- Terroir and the Making of Beer into Wine. I commented on the original post (leaving a typo; sigh) because it is a topic obviously dear to me. However, and I might wear you out with this, using the word terroir when talking about beer from a place just confuses the conversation. To cite Jamie Goode for the second week in a row, he once described the concept of terroir in wine as “blindingly obvious and hotly controversial.”
Find a word to use other than terroir and the conversation may change. Read the other comments and also head over to a discussion that popped up at Beer Advocate with that in mind. And particularly this post from VitisVinifera, which takes things in another direction.
until a brewer:
-grows their barley/wheat/whatever right there
-grows their hops right there
-gets their water on-site
-completes all of this with a contiguous on-site brewery
I will consider this an unanswered question
My argument would be that a beer can taste of a place, represent a place, and be unique to a place without every damn ingredient being from that place.
– Does beer need editing? Boak and Bailey ask that question and more: “Who is there to stop a brewer releasing a bad beer? To say, before it reaches the public, that it is simply not good enough?”

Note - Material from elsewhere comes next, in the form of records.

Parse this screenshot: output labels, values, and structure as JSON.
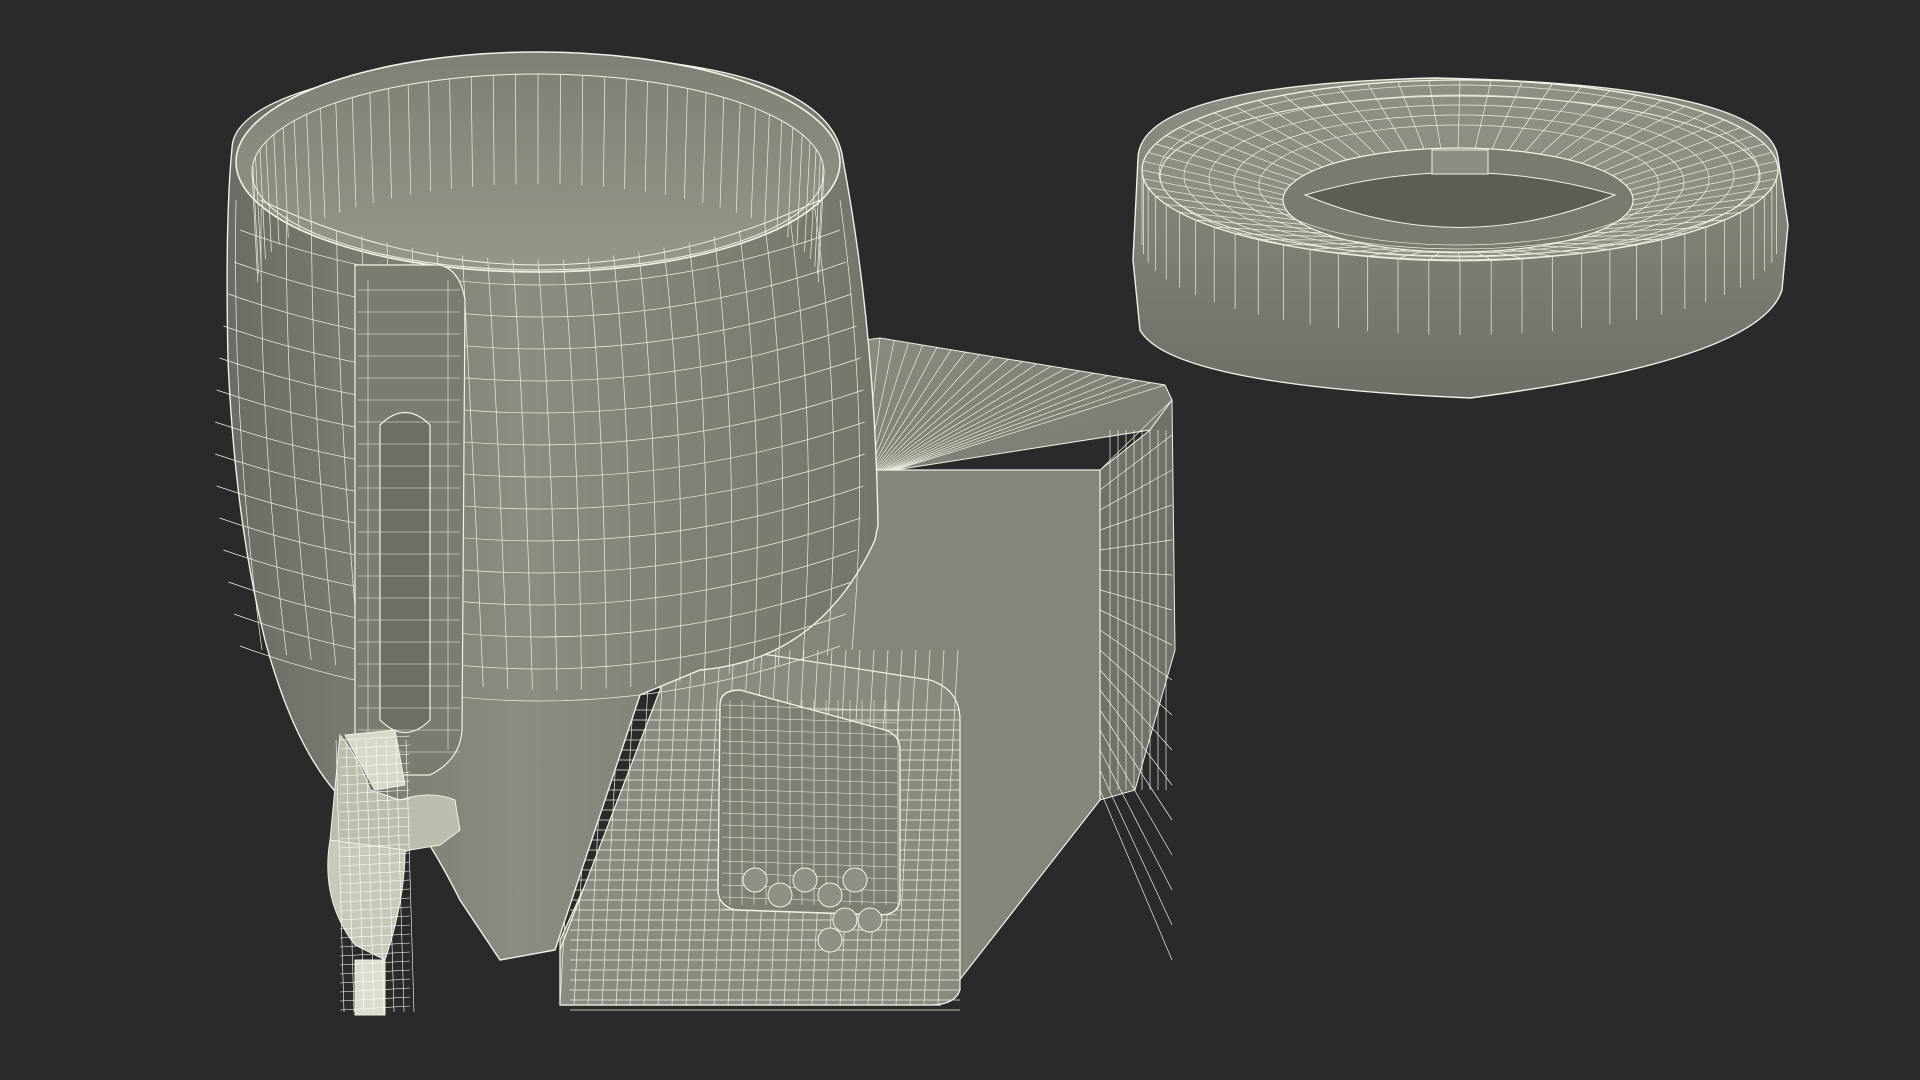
{
  "scene": {
    "background": "#2a2a2a",
    "surface_color": "#84847a",
    "surface_dark": "#63635b",
    "surface_light": "#a3a397",
    "wire_color": "#f1f1e6",
    "objects": [
      "barrel-dispenser",
      "spigot",
      "base-unit",
      "control-panel",
      "lid"
    ]
  }
}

– International Gruit Day. Circle the date on your calendar: Feb. 1. But celebrate responsibly, because there’s little nastier than a Ground Hog Day hangover.

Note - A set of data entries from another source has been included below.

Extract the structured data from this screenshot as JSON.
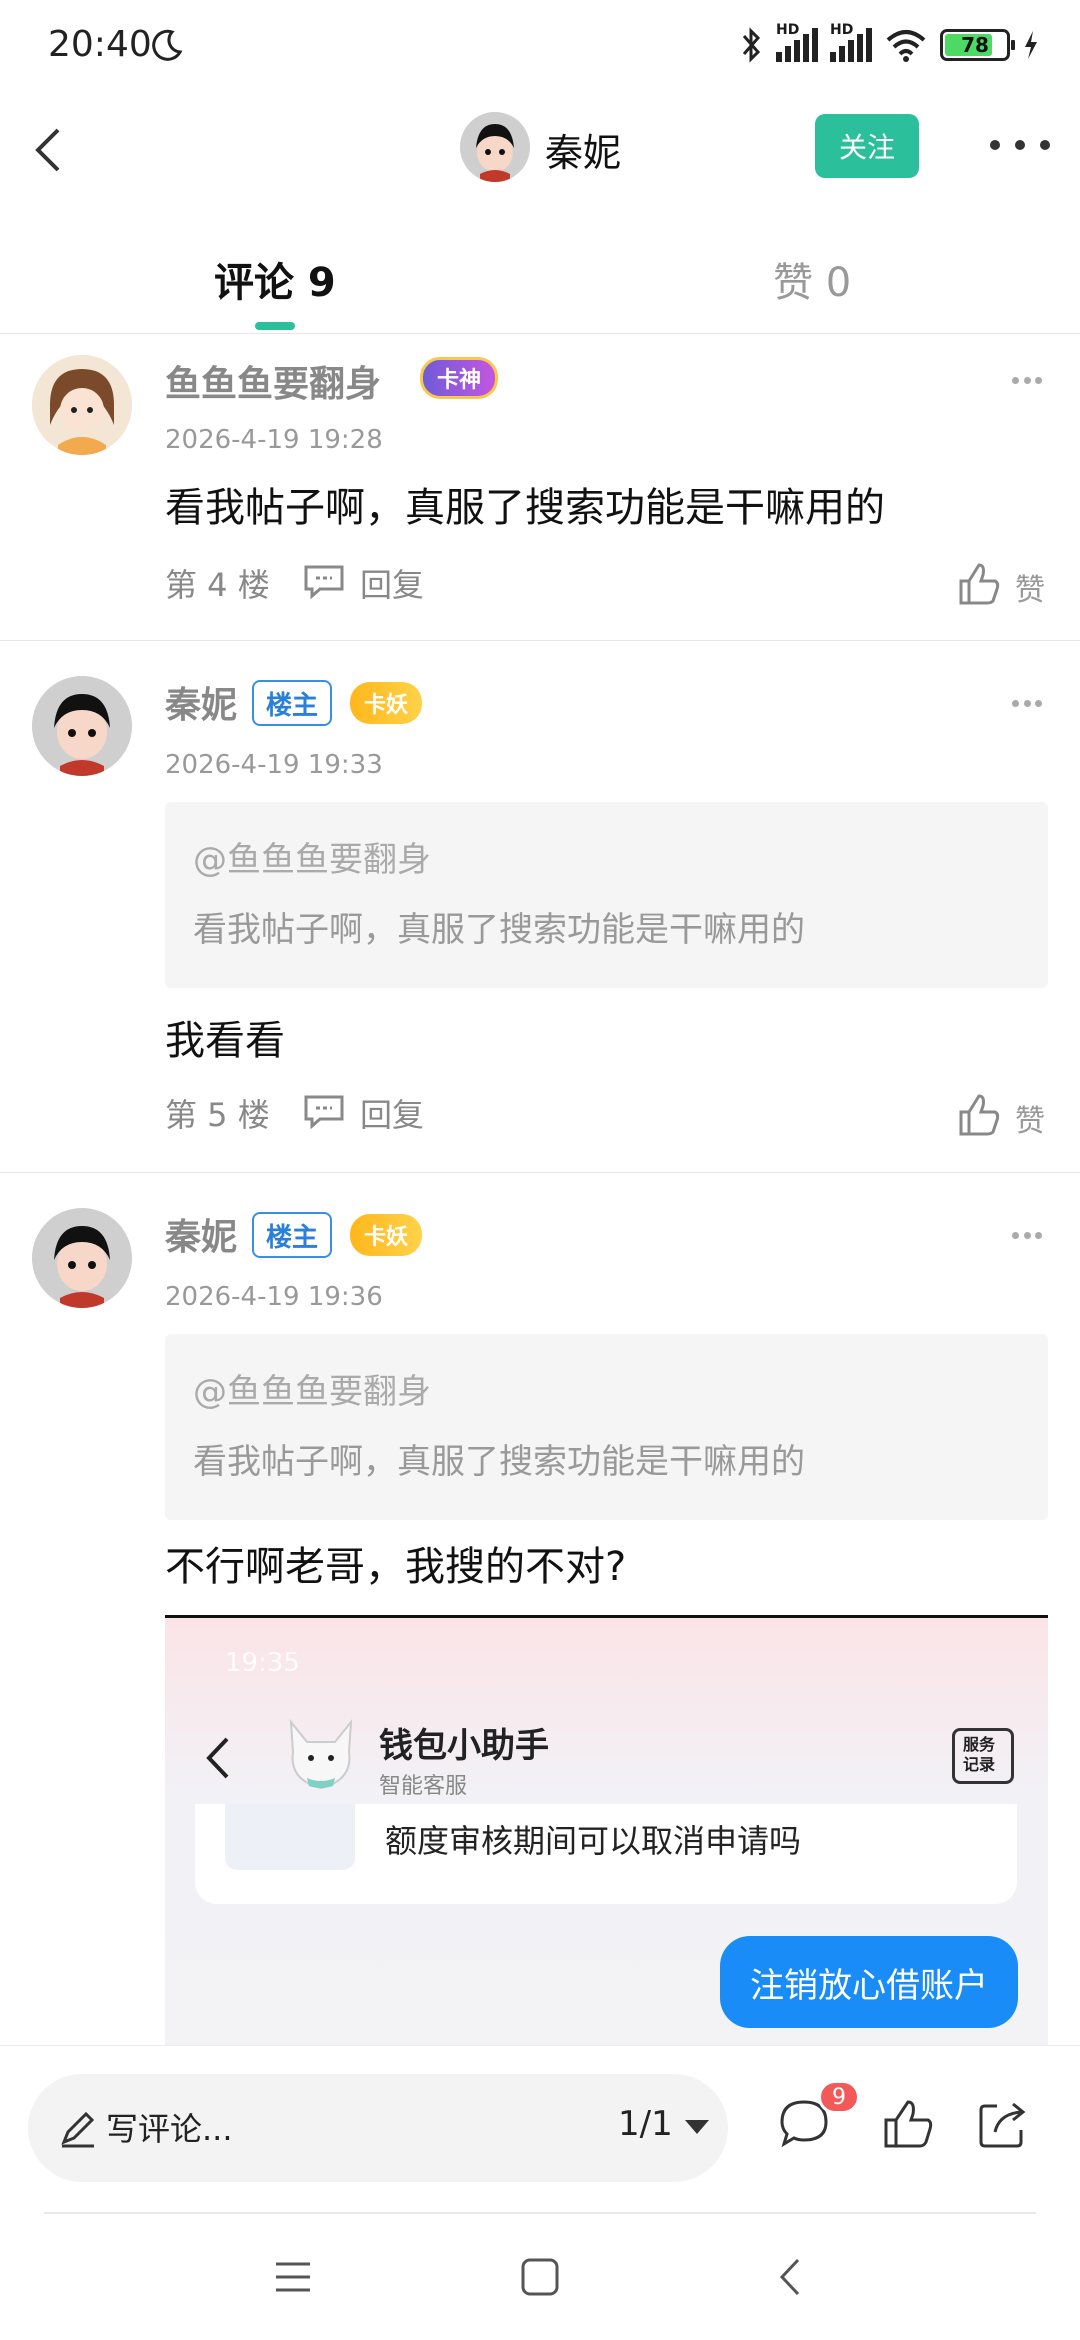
{
  "status_bar": {
    "time": "20:40",
    "battery": "78",
    "network_1": "HD",
    "network_2": "HD"
  },
  "header": {
    "name": "秦妮",
    "follow_label": "关注"
  },
  "tabs": {
    "comments": "评论 9",
    "likes": "赞 0"
  },
  "comments": [
    {
      "user": "鱼鱼鱼要翻身",
      "rank": "卡神",
      "time": "2026-4-19 19:28",
      "text": "看我帖子啊，真服了搜索功能是干嘛用的",
      "floor": "第 4 楼",
      "reply": "回复",
      "like": "赞"
    },
    {
      "user": "秦妮",
      "op_badge": "楼主",
      "rank": "卡妖",
      "time": "2026-4-19 19:33",
      "quote_user": "@鱼鱼鱼要翻身",
      "quote_text": "看我帖子啊，真服了搜索功能是干嘛用的",
      "text": "我看看",
      "floor": "第 5 楼",
      "reply": "回复",
      "like": "赞"
    },
    {
      "user": "秦妮",
      "op_badge": "楼主",
      "rank": "卡妖",
      "time": "2026-4-19 19:36",
      "quote_user": "@鱼鱼鱼要翻身",
      "quote_text": "看我帖子啊，真服了搜索功能是干嘛用的",
      "text": "不行啊老哥，我搜的不对?"
    }
  ],
  "embedded_screenshot": {
    "time": "19:35",
    "title": "钱包小助手",
    "subtitle": "智能客服",
    "record_label": "服务\n记录",
    "card_text": "额度审核期间可以取消申请吗",
    "bubble_text": "注销放心借账户"
  },
  "bottom_bar": {
    "input_placeholder": "写评论...",
    "page_indicator": "1/1",
    "comment_count": "9"
  },
  "colors": {
    "accent": "#2bbf9c",
    "op_blue": "#3a8ee6",
    "badge_red": "#f25a5a",
    "bubble_blue": "#1a8cf7"
  }
}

– There are at least two different “wine communities” – and they don’t talk to each other. Arguably at least three beer communities. Can you name them?
– Best Beer Writing Contest. Sponsored by the Beer Bloggers Conference and the National Beer Wholesalers Association (NBWA). Twenty-five entrants receive free registration to the 2014 Beer Bloggers Conference and the overall winner gets a free trip for two to attend NBWA’s 77th Annual Convention in New Orleans. A new blog post, dated after Dec. 19, is required, one that discusses the topic of “America’s Beer Renaissance: Consumer Choice and Variety in the U.S. Beer Market.” One of the suggested topics — and if you want to win you should consider their agenda — is, “How can beer writers partner with brewers, beer distributors and retailers to promote beer in their communities?”